* [EXERCISE PROMPT]:
Please restate the data word for word, in full.

[Items from an interface collection]
↓

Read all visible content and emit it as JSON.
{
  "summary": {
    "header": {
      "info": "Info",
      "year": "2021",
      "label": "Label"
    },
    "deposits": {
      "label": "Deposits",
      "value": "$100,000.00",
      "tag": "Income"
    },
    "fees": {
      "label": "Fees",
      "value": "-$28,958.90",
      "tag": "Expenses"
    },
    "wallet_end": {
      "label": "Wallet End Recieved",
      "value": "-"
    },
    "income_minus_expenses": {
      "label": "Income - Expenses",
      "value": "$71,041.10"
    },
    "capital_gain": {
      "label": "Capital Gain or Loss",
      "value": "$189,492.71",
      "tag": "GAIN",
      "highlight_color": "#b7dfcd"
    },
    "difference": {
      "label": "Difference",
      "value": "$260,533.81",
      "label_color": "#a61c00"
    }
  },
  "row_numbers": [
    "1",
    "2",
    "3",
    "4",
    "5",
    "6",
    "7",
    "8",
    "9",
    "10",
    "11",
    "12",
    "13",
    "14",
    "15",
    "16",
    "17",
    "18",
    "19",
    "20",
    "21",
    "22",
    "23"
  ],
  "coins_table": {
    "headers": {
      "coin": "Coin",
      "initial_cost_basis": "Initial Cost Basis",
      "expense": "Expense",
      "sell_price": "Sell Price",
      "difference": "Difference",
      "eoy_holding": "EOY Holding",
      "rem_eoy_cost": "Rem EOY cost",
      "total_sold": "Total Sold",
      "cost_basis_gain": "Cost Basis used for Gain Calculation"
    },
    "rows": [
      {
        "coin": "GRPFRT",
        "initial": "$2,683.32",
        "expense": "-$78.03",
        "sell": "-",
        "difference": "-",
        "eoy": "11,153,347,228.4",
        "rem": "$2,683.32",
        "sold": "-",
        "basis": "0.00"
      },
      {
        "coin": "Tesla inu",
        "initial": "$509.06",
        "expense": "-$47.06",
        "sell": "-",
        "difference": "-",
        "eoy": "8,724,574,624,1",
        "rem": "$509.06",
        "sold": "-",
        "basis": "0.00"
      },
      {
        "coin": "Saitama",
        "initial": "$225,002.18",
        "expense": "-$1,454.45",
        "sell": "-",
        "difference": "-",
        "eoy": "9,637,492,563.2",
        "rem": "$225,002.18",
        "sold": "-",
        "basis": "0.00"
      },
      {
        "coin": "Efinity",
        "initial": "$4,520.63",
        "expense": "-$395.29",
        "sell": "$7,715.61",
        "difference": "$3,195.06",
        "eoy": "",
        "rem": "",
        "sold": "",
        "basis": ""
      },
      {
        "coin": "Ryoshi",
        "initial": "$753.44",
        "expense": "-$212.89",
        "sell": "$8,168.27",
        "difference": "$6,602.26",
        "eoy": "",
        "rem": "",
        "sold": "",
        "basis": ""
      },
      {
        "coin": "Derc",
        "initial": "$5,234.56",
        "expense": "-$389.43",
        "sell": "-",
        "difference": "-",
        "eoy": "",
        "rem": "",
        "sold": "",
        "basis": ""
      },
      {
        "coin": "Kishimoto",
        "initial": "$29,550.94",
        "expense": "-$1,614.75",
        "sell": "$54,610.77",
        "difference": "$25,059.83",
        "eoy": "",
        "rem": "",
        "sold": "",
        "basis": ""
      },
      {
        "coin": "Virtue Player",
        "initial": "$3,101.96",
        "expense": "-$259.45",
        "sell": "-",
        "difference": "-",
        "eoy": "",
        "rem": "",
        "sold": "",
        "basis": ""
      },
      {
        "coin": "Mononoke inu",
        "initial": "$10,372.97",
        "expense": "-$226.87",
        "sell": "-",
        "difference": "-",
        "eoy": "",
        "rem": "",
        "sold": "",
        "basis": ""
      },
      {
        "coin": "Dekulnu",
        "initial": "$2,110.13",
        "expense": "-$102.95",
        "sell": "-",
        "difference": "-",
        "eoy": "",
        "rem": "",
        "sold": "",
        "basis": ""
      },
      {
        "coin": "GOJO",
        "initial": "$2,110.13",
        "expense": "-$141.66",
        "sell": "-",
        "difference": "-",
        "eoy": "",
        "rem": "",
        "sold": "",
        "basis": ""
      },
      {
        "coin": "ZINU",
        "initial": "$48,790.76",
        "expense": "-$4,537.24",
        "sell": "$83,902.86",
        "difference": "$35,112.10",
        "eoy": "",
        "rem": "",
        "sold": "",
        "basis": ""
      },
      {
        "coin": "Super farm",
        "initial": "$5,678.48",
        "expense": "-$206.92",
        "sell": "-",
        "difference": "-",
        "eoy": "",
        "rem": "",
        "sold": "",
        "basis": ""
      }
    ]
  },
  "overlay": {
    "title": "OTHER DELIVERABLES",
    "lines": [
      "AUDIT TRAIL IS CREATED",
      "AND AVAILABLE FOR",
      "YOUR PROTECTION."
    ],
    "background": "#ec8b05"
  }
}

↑

* [RESULT FOR THIS TASK]:
Read all visible content and emit it as JSON.
{
  "summary": {
    "header": {
      "info": "Info",
      "year": "2021",
      "label": "Label"
    },
    "deposits": {
      "label": "Deposits",
      "value": "$100,000.00",
      "tag": "Income"
    },
    "fees": {
      "label": "Fees",
      "value": "-$28,958.90",
      "tag": "Expenses"
    },
    "wallet_end": {
      "label": "Wallet End Recieved",
      "value": "-"
    },
    "income_minus_expenses": {
      "label": "Income - Expenses",
      "value": "$71,041.10"
    },
    "capital_gain": {
      "label": "Capital Gain or Loss",
      "value": "$189,492.71",
      "tag": "GAIN",
      "highlight_color": "#b7dfcd"
    },
    "difference": {
      "label": "Difference",
      "value": "$260,533.81",
      "label_color": "#a61c00"
    }
  },
  "row_numbers": [
    "1",
    "2",
    "3",
    "4",
    "5",
    "6",
    "7",
    "8",
    "9",
    "10",
    "11",
    "12",
    "13",
    "14",
    "15",
    "16",
    "17",
    "18",
    "19",
    "20",
    "21",
    "22",
    "23"
  ],
  "coins_table": {
    "headers": {
      "coin": "Coin",
      "initial_cost_basis": "Initial Cost Basis",
      "expense": "Expense",
      "sell_price": "Sell Price",
      "difference": "Difference",
      "eoy_holding": "EOY Holding",
      "rem_eoy_cost": "Rem EOY cost",
      "total_sold": "Total Sold",
      "cost_basis_gain": "Cost Basis used for Gain Calculation"
    },
    "rows": [
      {
        "coin": "GRPFRT",
        "initial": "$2,683.32",
        "expense": "-$78.03",
        "sell": "-",
        "difference": "-",
        "eoy": "11,153,347,228.4",
        "rem": "$2,683.32",
        "sold": "-",
        "basis": "0.00"
      },
      {
        "coin": "Tesla inu",
        "initial": "$509.06",
        "expense": "-$47.06",
        "sell": "-",
        "difference": "-",
        "eoy": "8,724,574,624,1",
        "rem": "$509.06",
        "sold": "-",
        "basis": "0.00"
      },
      {
        "coin": "Saitama",
        "initial": "$225,002.18",
        "expense": "-$1,454.45",
        "sell": "-",
        "difference": "-",
        "eoy": "9,637,492,563.2",
        "rem": "$225,002.18",
        "sold": "-",
        "basis": "0.00"
      },
      {
        "coin": "Efinity",
        "initial": "$4,520.63",
        "expense": "-$395.29",
        "sell": "$7,715.61",
        "difference": "$3,195.06",
        "eoy": "",
        "rem": "",
        "sold": "",
        "basis": ""
      },
      {
        "coin": "Ryoshi",
        "initial": "$753.44",
        "expense": "-$212.89",
        "sell": "$8,168.27",
        "difference": "$6,602.26",
        "eoy": "",
        "rem": "",
        "sold": "",
        "basis": ""
      },
      {
        "coin": "Derc",
        "initial": "$5,234.56",
        "expense": "-$389.43",
        "sell": "-",
        "difference": "-",
        "eoy": "",
        "rem": "",
        "sold": "",
        "basis": ""
      },
      {
        "coin": "Kishimoto",
        "initial": "$29,550.94",
        "expense": "-$1,614.75",
        "sell": "$54,610.77",
        "difference": "$25,059.83",
        "eoy": "",
        "rem": "",
        "sold": "",
        "basis": ""
      },
      {
        "coin": "Virtue Player",
        "initial": "$3,101.96",
        "expense": "-$259.45",
        "sell": "-",
        "difference": "-",
        "eoy": "",
        "rem": "",
        "sold": "",
        "basis": ""
      },
      {
        "coin": "Mononoke inu",
        "initial": "$10,372.97",
        "expense": "-$226.87",
        "sell": "-",
        "difference": "-",
        "eoy": "",
        "rem": "",
        "sold": "",
        "basis": ""
      },
      {
        "coin": "Dekulnu",
        "initial": "$2,110.13",
        "expense": "-$102.95",
        "sell": "-",
        "difference": "-",
        "eoy": "",
        "rem": "",
        "sold": "",
        "basis": ""
      },
      {
        "coin": "GOJO",
        "initial": "$2,110.13",
        "expense": "-$141.66",
        "sell": "-",
        "difference": "-",
        "eoy": "",
        "rem": "",
        "sold": "",
        "basis": ""
      },
      {
        "coin": "ZINU",
        "initial": "$48,790.76",
        "expense": "-$4,537.24",
        "sell": "$83,902.86",
        "difference": "$35,112.10",
        "eoy": "",
        "rem": "",
        "sold": "",
        "basis": ""
      },
      {
        "coin": "Super farm",
        "initial": "$5,678.48",
        "expense": "-$206.92",
        "sell": "-",
        "difference": "-",
        "eoy": "",
        "rem": "",
        "sold": "",
        "basis": ""
      }
    ]
  },
  "overlay": {
    "title": "OTHER DELIVERABLES",
    "lines": [
      "AUDIT TRAIL IS CREATED",
      "AND AVAILABLE FOR",
      "YOUR PROTECTION."
    ],
    "background": "#ec8b05"
  }
}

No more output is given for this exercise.